It sent a shockwave around the crypto-currency world when it was announced that South Korea was preparing a law to ban trading of Bitcoin and other virtual currencies within their borders. They would be the first major country to do something like this. This news obviously sent a chill down the spins of everyone who believes in the growth and promise of the future of these types of currencies.
The Justice Ministry in South Korea is who is preparing the bill to have trading in virtual currencies banned says Yahoo! News. Not only is South Korea coming at it from a legal standpoint, but they have also raided the offices of two of the largest virtual currency firms in the country. They are on the lookout for illegal behavior.
This is troubling because South Korea is one of the major markets in which virtual currencies are traded. In fact, the major of trading in Bitcoin (and others) comes from Asia as a whole. If other countries in the region start to adopt policies similar to what South Korea has decided to do, then most of the trading volume in virtual currencies could disappear overnight.
Different countries have taken different approaches to this phenomenon. Some like South Korea and China have adopted harsh policies against virtual currencies. On the other hand, Japan went out of its way to recognize Bitcoin as a legal currency. Japan even plans to regulate the currency in the same way that it regulates the bills that it produces as well. This news helped to skyrocket Japan to the top of the leaderboard when it came to virtual currency trading. That could be a very big deal if it turns out that virtual currencies really do continue to take off as they have up to this point.

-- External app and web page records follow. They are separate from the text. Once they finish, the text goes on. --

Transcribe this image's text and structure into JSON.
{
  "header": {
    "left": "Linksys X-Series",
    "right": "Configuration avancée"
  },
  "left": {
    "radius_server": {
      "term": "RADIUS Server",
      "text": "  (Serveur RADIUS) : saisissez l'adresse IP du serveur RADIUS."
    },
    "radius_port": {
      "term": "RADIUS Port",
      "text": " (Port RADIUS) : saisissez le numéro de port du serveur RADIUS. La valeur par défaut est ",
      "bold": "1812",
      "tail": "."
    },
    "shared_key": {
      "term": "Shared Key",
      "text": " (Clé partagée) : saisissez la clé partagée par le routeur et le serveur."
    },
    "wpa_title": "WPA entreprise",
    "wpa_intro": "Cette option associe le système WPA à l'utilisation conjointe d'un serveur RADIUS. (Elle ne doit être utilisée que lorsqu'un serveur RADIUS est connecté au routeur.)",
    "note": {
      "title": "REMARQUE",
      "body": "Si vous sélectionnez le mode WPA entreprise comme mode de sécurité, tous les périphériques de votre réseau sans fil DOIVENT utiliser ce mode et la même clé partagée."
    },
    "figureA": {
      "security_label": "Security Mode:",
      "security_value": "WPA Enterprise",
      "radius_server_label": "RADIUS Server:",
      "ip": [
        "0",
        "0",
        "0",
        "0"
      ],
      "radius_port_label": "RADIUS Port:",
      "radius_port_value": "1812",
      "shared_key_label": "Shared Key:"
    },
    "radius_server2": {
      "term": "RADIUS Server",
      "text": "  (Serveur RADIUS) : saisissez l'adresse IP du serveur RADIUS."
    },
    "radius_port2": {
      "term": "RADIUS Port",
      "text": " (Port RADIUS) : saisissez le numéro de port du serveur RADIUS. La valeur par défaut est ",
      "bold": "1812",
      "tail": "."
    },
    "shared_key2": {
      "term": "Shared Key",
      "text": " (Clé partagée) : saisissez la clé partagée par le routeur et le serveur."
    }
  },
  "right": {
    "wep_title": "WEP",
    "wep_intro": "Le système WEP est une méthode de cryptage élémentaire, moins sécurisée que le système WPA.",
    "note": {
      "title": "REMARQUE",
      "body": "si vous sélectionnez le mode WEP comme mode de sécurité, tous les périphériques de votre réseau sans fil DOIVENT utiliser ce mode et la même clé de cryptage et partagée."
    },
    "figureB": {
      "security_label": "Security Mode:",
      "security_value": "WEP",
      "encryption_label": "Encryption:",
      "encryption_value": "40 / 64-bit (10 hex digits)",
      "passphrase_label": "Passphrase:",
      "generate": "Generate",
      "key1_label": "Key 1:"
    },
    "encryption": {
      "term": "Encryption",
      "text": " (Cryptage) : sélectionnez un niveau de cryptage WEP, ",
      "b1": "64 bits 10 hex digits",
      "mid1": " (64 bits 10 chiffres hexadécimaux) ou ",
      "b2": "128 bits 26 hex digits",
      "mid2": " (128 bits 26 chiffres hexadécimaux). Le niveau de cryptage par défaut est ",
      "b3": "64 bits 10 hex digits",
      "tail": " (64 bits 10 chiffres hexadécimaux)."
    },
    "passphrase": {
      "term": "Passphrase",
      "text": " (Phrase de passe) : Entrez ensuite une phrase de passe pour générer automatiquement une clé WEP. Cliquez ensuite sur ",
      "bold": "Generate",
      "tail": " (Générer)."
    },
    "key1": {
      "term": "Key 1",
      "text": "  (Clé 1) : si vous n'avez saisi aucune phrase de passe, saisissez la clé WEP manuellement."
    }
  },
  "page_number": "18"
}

Regulation of virtual currencies is expected in a number of countries in the very near future. All of these different countries are watching as crypto-currencies take off wherever they are available. While they are white hot in popularity at the moment, governments will feel the need to step in and regulate them at least to some extent. Allowing them to remain in the free-for-all kind of state that they have been in up to this point is just not going to cut it. It will be a race to see which countries develop which kinds of regulations and how strict those regulations are.